There are many reasons that The Legend of Korra proved controversial with fans, but perhaps one of the most radical ways it shook up the world of Avatar itself came with the finale of Book Two. The spirit of Raava torn from her body and destroyed by the villainous Unalaq, in the wake of the climactic battle, Korra's connection to the Avatar State seemed irreparably severed.
For the rest of the show Korra endures hardships without the guidance or power of her past lives, but looking back over the series reveals that this separation isn't as permanent as it seems. Korra could very well contact her past lives, and may even be able to reestablish her connection to them.

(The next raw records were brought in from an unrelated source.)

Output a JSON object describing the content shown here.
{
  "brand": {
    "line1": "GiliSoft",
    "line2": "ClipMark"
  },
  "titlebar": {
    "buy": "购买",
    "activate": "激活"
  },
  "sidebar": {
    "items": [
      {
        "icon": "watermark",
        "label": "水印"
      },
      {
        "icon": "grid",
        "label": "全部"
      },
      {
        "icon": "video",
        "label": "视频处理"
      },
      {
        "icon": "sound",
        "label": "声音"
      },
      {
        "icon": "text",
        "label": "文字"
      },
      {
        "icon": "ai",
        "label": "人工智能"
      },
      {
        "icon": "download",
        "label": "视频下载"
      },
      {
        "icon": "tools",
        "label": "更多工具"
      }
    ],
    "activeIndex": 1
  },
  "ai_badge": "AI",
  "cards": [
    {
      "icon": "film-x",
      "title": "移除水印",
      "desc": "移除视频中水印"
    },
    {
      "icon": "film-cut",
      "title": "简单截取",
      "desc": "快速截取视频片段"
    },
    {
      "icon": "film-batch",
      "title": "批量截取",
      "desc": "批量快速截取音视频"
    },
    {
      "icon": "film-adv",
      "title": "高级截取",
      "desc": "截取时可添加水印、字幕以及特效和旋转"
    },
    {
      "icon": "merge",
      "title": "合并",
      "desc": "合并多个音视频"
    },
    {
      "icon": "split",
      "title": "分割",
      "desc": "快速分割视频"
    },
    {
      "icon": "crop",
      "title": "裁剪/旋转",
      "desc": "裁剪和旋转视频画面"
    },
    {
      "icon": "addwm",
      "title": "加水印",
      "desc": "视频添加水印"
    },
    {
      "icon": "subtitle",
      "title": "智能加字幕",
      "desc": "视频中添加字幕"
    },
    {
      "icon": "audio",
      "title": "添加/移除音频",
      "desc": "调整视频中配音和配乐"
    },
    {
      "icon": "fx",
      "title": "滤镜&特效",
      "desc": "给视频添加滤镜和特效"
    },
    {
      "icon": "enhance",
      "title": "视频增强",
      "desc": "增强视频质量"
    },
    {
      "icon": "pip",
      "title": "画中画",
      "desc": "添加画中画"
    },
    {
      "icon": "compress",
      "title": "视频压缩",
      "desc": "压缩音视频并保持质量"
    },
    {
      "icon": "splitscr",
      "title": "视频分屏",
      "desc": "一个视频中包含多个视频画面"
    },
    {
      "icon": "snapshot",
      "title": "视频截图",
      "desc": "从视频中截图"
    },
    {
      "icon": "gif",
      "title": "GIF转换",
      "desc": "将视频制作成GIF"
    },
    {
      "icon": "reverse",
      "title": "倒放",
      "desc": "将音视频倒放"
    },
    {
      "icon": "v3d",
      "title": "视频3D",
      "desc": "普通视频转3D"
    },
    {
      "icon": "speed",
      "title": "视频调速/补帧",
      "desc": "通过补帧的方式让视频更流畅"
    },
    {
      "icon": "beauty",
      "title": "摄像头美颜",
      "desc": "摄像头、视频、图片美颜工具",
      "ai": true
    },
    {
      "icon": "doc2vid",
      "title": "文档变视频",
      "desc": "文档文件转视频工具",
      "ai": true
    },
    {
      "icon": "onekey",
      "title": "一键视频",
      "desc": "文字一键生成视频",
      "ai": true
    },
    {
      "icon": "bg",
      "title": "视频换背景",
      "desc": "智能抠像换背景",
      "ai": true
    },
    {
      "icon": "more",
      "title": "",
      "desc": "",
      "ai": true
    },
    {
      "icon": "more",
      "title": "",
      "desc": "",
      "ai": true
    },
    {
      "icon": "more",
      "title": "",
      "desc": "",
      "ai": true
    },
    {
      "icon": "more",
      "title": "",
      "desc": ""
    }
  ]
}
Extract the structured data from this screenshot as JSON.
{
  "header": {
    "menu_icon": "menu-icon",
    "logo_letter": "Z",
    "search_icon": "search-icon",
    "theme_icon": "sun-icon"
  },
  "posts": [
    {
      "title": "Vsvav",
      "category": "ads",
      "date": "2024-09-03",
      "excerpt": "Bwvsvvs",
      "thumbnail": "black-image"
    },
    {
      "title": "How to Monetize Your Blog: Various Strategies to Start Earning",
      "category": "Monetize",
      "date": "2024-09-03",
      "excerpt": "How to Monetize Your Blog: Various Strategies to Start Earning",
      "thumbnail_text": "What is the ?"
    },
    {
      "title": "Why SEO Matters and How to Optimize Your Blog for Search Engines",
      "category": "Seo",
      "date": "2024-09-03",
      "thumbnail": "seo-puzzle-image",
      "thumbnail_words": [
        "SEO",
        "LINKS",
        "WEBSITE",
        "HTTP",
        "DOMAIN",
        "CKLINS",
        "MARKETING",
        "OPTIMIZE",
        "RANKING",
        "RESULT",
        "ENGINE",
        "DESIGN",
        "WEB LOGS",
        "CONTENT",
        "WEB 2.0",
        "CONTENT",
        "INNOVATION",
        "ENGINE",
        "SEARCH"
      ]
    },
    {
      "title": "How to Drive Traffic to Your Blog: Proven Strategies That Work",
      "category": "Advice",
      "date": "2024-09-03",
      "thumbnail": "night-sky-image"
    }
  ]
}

Much of the second season of Korra built up the mythology behind the Avatar cycle, describing how it started with the first Avatar Wan fusing with the spirit of light, Raava, who reincarnated into a new body after each Avatar's death. When Raava was temporarily destroyed, Korra watched in horror as every past Avatar seemingly vanished before her eyes, starting with her immediate predecessor Aang and traveling through Roku and Kyoshi and all the others before reaching Wan's disintegrating form. The dramatic scene tolled with finality as it just did not seem that the Avatars would come back ever again.
Korra herself seems to doubt that she will ever reconnect with her lives, proceeding through the rest of the series and the comics without ever attempting to do so. The book The Legend of Korra: An Avatar's Chronicle by Andrea Robinson and illustrated by Sora Medina was even set up as a diary created by Korra to pass on her memories in case her own experiences did not pass on to the next Avatar, but for all the doom and gloom there may be hope after all.
Firstly, it is notable that Korra's connection to the past Avatars seemed to be what was destroyed, rather than the spirits of the past Avatars themselves. While the vision Korra saw watched each of the Avatars disintegrate, there is little reason to believe that the spirits themselves are intrinsically tied to Raava. Throughout the entire franchise, the Avatars are seen residing the Spirit World without being tethered to Raava herself. Aang visited Roku there and even connected with Roku's dragon Fang, the Fire Avatar's animal companion who was at one point visible in the material world to the spiritually-attuned Iroh.
Iroh himself shows that an individual's spirit can persist in the Spirit World in the same season where Korra's connection was severed. Book Two also featured Tenzin on his own journey in the Spirit World sharing an emotional moment with his father Aang in the Fog of Lost Souls, all occurring when neither Korra or Raava were present. Not only to spiritual masters like Iroh persist beyond their mortal lives within the Spirit World, but the Avatars were shown doing so repeatedly.
In fact, no piece of the canon could be more valuable to the discussion than Escape from the Spirit World, which almost single-handedly settles the issue.
Escape from the Spirit World was a canonical online game set between Book Two and Book Three of Avatar: The Last Airbender during the moments where Aang still struggled to return to life following Azula's attack at Ba Sing Se. His life in the balance, the story involves Aang reconnecting with the past four Avatars in order to restore his connection. In the story, he journeys through the Spirit World finding Roku, Kyoshi, Kuruk and Yangchen and hearing each of their stories. And by the end, he does exactly what Korra still needs to do.
The drama of Korra's connection to the Avatar cycle being destroyed is an understandable thing for the show to opt for, but the past Avatars are such rich and interesting characters that it would be a shame to close them off from inclusion in all future stories.
The world of Avatar already makes it clear that those characters are not completely gone, and there is even sensible way for Korra to go through a brand new journey to reconnect with them. Whether it be in a novel, a comic or a future show, it seems that for all of Korra's great accomplishments she may have one of her greatest missions still ahead of her yet.